Carnegie Mellon University
February 03, 2023

Course Examines Environmental Injustice in Architecture

By Kathy Zhang

Being taught for the second time this past fall 2022 was Nida Rehman’s course, 48-699 Environmental Racism, Injustice, & Unfreedom: Lessons for Architecture. The mini is a discussion-based course which encourages students to “critically assess architecture’s role as a mechanism of environmental inequities and injustices, and learn from social movements for radical and hopeful change.” Students read about the history, present, and future of environmental injustice, and dig deep throughout the course to uncover how structural and systemic powers fueled and continue the pattern of devaluation, injustice. The course pulls from “a range of fields including Environmental Justice, urban political ecology, critical race studies, Black geography, indigenous studies.” 

Nida Rehman, Assistant Professor for the School of Architecture at Carnegie Mellon University and a Steinbrenner Institute Advisory Board member, began teaching the mini in fall 2021. Rehman is an urban geographer and architect interested in the politics, processes, and aesthetics of urban environments. Her work brings in frameworks from urban history, geography, and the environmental humanities to question how our built environment reflects, perpetuates, shapes, and reshapes systemic injustices.

Morgan Newman, an architecture PhD student at CMU, took the course when it was first offered in 2021. At the time she was a master’s student studying public policy. Newman was drawn to the course’s subject matter and had already been focusing on architecture and design as her concentration within public policy.
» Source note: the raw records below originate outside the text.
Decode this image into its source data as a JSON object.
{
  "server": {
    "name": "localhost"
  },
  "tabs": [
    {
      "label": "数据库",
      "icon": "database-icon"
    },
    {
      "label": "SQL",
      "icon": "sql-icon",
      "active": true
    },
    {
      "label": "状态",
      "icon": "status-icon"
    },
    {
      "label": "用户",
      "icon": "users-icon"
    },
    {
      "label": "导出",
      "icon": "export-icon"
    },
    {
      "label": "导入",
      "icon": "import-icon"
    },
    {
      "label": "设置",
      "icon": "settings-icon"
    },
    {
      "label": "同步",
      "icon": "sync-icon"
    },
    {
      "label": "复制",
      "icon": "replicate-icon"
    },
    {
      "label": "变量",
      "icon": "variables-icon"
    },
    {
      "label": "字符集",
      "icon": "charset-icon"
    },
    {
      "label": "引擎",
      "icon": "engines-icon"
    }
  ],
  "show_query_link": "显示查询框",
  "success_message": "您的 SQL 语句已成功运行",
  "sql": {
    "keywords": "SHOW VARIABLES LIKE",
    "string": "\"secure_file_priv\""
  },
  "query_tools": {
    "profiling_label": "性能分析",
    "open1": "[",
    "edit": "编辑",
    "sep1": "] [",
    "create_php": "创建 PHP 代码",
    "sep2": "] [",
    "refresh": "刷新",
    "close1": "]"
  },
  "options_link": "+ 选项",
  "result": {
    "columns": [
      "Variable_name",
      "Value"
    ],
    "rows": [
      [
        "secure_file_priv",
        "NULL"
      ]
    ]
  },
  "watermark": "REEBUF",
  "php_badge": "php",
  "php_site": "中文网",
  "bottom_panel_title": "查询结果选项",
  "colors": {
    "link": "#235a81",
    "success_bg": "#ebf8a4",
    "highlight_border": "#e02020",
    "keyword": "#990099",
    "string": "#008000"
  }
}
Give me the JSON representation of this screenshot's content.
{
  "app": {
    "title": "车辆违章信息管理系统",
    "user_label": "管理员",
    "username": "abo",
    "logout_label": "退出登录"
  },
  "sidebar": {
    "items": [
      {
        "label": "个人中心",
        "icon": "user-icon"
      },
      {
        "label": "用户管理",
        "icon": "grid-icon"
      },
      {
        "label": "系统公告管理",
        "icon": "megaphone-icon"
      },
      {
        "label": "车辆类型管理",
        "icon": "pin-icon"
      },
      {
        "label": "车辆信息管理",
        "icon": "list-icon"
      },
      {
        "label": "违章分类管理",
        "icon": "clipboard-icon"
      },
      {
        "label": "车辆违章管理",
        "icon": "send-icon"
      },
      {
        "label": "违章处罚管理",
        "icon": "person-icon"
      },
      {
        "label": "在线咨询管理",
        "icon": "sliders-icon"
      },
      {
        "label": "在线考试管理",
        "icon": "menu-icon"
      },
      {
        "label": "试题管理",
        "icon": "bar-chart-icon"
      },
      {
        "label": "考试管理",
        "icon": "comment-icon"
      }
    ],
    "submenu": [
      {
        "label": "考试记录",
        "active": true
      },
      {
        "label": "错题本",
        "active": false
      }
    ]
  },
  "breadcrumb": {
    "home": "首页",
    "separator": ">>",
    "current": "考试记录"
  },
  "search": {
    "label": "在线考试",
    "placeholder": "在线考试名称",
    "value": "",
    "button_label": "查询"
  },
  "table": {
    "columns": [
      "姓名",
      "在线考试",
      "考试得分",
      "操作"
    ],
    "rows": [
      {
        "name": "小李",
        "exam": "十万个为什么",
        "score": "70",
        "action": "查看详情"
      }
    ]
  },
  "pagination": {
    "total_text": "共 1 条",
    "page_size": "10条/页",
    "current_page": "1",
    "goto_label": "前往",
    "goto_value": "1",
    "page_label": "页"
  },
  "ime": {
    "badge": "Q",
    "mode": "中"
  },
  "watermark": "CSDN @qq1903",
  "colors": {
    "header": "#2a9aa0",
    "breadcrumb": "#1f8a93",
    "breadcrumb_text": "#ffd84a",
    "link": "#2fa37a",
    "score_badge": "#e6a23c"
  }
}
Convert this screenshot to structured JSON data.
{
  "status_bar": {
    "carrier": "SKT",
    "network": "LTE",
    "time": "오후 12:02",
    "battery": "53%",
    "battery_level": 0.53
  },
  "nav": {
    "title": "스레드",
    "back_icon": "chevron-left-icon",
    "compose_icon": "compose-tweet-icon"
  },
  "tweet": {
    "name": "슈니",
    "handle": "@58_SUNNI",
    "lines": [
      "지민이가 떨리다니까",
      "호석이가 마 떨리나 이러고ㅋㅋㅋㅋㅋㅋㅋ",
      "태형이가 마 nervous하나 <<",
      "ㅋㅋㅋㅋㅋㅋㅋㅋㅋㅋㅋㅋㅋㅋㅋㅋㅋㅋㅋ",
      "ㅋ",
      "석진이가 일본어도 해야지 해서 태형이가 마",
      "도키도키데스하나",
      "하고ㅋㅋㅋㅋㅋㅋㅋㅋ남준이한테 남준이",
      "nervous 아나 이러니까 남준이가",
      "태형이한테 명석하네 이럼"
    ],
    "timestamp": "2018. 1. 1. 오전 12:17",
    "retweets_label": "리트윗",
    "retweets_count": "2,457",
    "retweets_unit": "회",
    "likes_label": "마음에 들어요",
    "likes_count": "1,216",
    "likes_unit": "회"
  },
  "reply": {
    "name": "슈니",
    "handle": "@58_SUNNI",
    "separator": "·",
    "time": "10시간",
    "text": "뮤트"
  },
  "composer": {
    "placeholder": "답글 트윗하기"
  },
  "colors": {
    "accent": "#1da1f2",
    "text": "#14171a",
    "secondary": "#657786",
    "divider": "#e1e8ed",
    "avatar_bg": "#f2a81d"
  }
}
The course helped Newman grow her interests and emphasized to her that environmental racism is much more than what most people typically assume. “There are so many ways we can talk about environmental racism and how it has impacted Black and Indigenous communities around the country.” Newman felt that it was eye opening to see the broader patterns of environmental injustice and the systems which fuel it and vice versa, especially through the variety of academic readings, journal articles, documentaries the class explored. 

Students sitting in a circle at desks with laptops during class looking at another student writing on a whiteboard.

What stuck with her most though is a project the class examined about Death Alley, also known as Cancer Alley, Louisiana, called Environmental Racism in Death Alley, Louisiana. Death Alley refers to an 85 mile stretch along the Mississippi River where the petrochemical industry has set up shop, leaving the majority-Black residents in the area with pollution that has caused high rates of cancer and a variety of respiratory and other health issues.

The project Newman is referring to is a project of Forensic Architecture, a research agency based at Goldsmiths, University of London that employs “architectural techniques and technologies to investigate cases of state violence and violations of human rights around the world.” She was drawn in not only by the subject of the research project but also by the research methods. Forensic Architecture utilized various methods, like 3D modeling, fluid dynamics (used to “trace the movement of particles through space”), and cartographic regression (“the process of overlaying historical surveys, maps, and aerial photographs onto contemporary aerial imagery to track the transformation of the land over time”) in an interdisciplinary, nontraditional way.

Newman was fascinated by this and realized that this was the type of research she wanted to conduct. The course ultimately led her to her current PhD endeavors and working with Rehman as her advisor. Newman’s research looks at rural southern communities in America and spatial dynamics in how communities have been affected by environmental racism. She credits Rehman and her course as the major influences for her work now. The course opened her eyes to what architecture encompasses and how the ways in which it can affect people and either contribute or fight environmental racism.

Environmental Racism, Injustice, & Unfreedom: Lessons for Architecture will next be offered fall 2023 and will be co-taught by Newman and Rehman. Newman plans on expanding the course through the topics and case studies it covers and diving deeper into sub-topics as well. She is also interested in regionalizing the course so that it focuses on environmental racism in Pittsburgh. This would allow students to begin identifying ways environmental injustice affects their neighbors and themselves, and to see first hand what environmental racism can look like. Seeing as the course is still young, Newman is excited to see how it will grow and to teach the course with Rehman.